# Dataset rows describing interfaces
----------

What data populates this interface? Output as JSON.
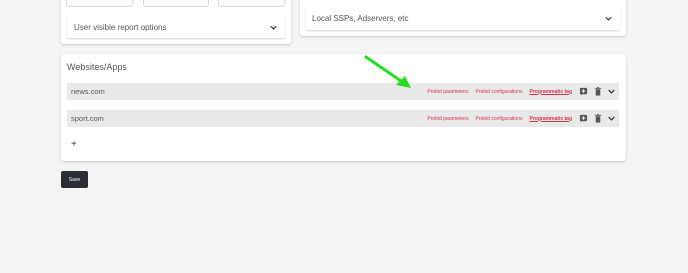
{
  "user_options": {
    "dropdown_label": "User visible report options"
  },
  "ssps": {
    "dropdown_label": "Local SSPs, Adservers, etc"
  },
  "websites": {
    "title": "Websites/Apps",
    "rows": [
      {
        "name": "news.com",
        "params_label": "Prebid parameters",
        "config_label": "Prebid configurations",
        "tag_label": "Programmatic tag"
      },
      {
        "name": "sport.com",
        "params_label": "Prebid parameters",
        "config_label": "Prebid configurations",
        "tag_label": "Programmatic tag"
      }
    ],
    "add_label": "+"
  },
  "save_label": "Save",
  "colors": {
    "accent_link": "#d6334d",
    "arrow": "#22dd22",
    "save_bg": "#2a2d33"
  },
  "icons": {
    "add_tag": "add-box-icon",
    "delete": "trash-icon",
    "expand": "chevron-down-icon",
    "annotation": "green-arrow-icon"
  }
}
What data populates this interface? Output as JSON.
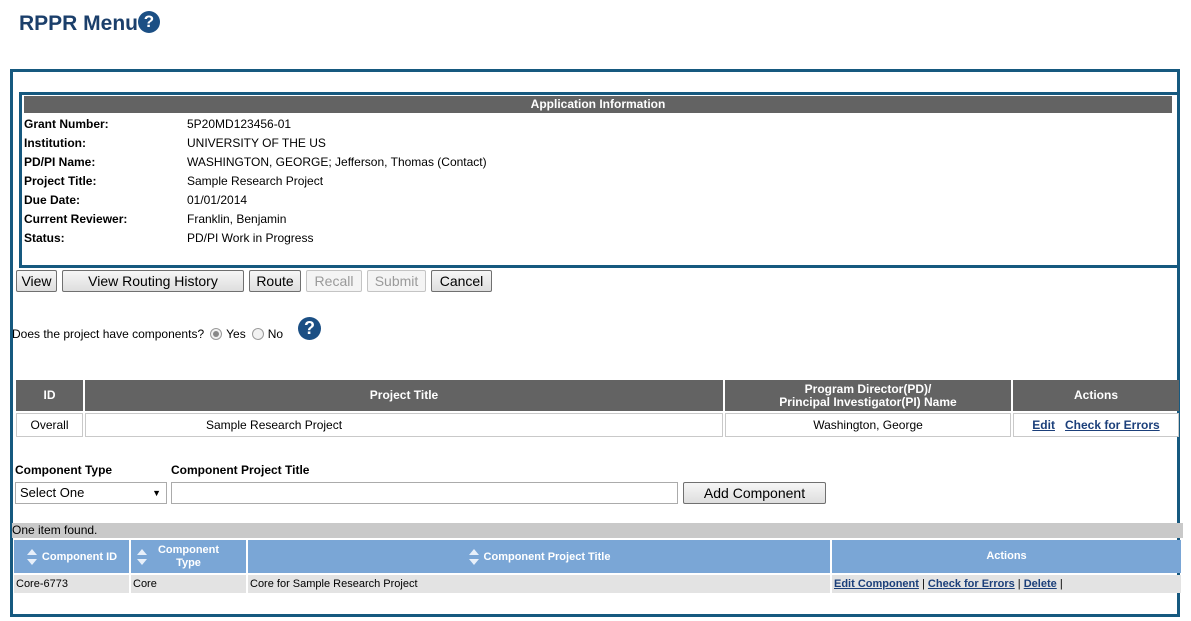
{
  "page": {
    "title": "RPPR Menu",
    "help_glyph": "?"
  },
  "app_info": {
    "header": "Application Information",
    "rows": [
      {
        "label": "Grant Number:",
        "value": "5P20MD123456-01"
      },
      {
        "label": "Institution:",
        "value": "UNIVERSITY OF THE US"
      },
      {
        "label": "PD/PI Name:",
        "value": "WASHINGTON, GEORGE; Jefferson, Thomas (Contact)"
      },
      {
        "label": "Project Title:",
        "value": "Sample Research Project"
      },
      {
        "label": "Due Date:",
        "value": "01/01/2014"
      },
      {
        "label": "Current Reviewer:",
        "value": "Franklin, Benjamin"
      },
      {
        "label": "Status:",
        "value": "PD/PI Work in Progress"
      }
    ]
  },
  "toolbar": {
    "view": "View",
    "view_routing_history": "View Routing History",
    "route": "Route",
    "recall": "Recall",
    "submit": "Submit",
    "cancel": "Cancel"
  },
  "components_question": {
    "text": "Does the project have components?",
    "yes": "Yes",
    "no": "No",
    "selected": "Yes"
  },
  "project_table": {
    "headers": {
      "id": "ID",
      "title": "Project Title",
      "pd_line1": "Program Director(PD)/",
      "pd_line2": "Principal Investigator(PI) Name",
      "actions": "Actions"
    },
    "row": {
      "id": "Overall",
      "title": "Sample Research Project",
      "pd": "Washington, George",
      "edit": "Edit",
      "check": "Check for Errors"
    }
  },
  "add_component": {
    "type_label": "Component Type",
    "title_label": "Component Project Title",
    "type_value": "Select One",
    "title_value": "",
    "button": "Add Component"
  },
  "components_list": {
    "items_found": "One item found.",
    "headers": {
      "id": "Component ID",
      "type_line1": "Component",
      "type_line2": "Type",
      "title": "Component Project Title",
      "actions": "Actions"
    },
    "rows": [
      {
        "id": "Core-6773",
        "type": "Core",
        "title": "Core for Sample Research Project",
        "edit": "Edit Component",
        "check": "Check for Errors",
        "delete": "Delete"
      }
    ],
    "separator": "|"
  }
}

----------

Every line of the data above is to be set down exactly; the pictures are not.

What data populates this interface? Output as JSON.
{
  "user_options": {
    "dropdown_label": "User visible report options"
  },
  "ssps": {
    "dropdown_label": "Local SSPs, Adservers, etc"
  },
  "websites": {
    "title": "Websites/Apps",
    "rows": [
      {
        "name": "news.com",
        "params_label": "Prebid parameters",
        "config_label": "Prebid configurations",
        "tag_label": "Programmatic tag"
      },
      {
        "name": "sport.com",
        "params_label": "Prebid parameters",
        "config_label": "Prebid configurations",
        "tag_label": "Programmatic tag"
      }
    ],
    "add_label": "+"
  },
  "save_label": "Save",
  "colors": {
    "accent_link": "#d6334d",
    "arrow": "#22dd22",
    "save_bg": "#2a2d33"
  },
  "icons": {
    "add_tag": "add-box-icon",
    "delete": "trash-icon",
    "expand": "chevron-down-icon",
    "annotation": "green-arrow-icon"
  }
}
What data populates this interface? Output as JSON.
{
  "page": {
    "title": "RPPR Menu",
    "help_glyph": "?"
  },
  "app_info": {
    "header": "Application Information",
    "rows": [
      {
        "label": "Grant Number:",
        "value": "5P20MD123456-01"
      },
      {
        "label": "Institution:",
        "value": "UNIVERSITY OF THE US"
      },
      {
        "label": "PD/PI Name:",
        "value": "WASHINGTON, GEORGE; Jefferson, Thomas (Contact)"
      },
      {
        "label": "Project Title:",
        "value": "Sample Research Project"
      },
      {
        "label": "Due Date:",
        "value": "01/01/2014"
      },
      {
        "label": "Current Reviewer:",
        "value": "Franklin, Benjamin"
      },
      {
        "label": "Status:",
        "value": "PD/PI Work in Progress"
      }
    ]
  },
  "toolbar": {
    "view": "View",
    "view_routing_history": "View Routing History",
    "route": "Route",
    "recall": "Recall",
    "submit": "Submit",
    "cancel": "Cancel"
  },
  "components_question": {
    "text": "Does the project have components?",
    "yes": "Yes",
    "no": "No",
    "selected": "Yes"
  },
  "project_table": {
    "headers": {
      "id": "ID",
      "title": "Project Title",
      "pd_line1": "Program Director(PD)/",
      "pd_line2": "Principal Investigator(PI) Name",
      "actions": "Actions"
    },
    "row": {
      "id": "Overall",
      "title": "Sample Research Project",
      "pd": "Washington, George",
      "edit": "Edit",
      "check": "Check for Errors"
    }
  },
  "add_component": {
    "type_label": "Component Type",
    "title_label": "Component Project Title",
    "type_value": "Select One",
    "title_value": "",
    "button": "Add Component"
  },
  "components_list": {
    "items_found": "One item found.",
    "headers": {
      "id": "Component ID",
      "type_line1": "Component",
      "type_line2": "Type",
      "title": "Component Project Title",
      "actions": "Actions"
    },
    "rows": [
      {
        "id": "Core-6773",
        "type": "Core",
        "title": "Core for Sample Research Project",
        "edit": "Edit Component",
        "check": "Check for Errors",
        "delete": "Delete"
      }
    ],
    "separator": "|"
  }
}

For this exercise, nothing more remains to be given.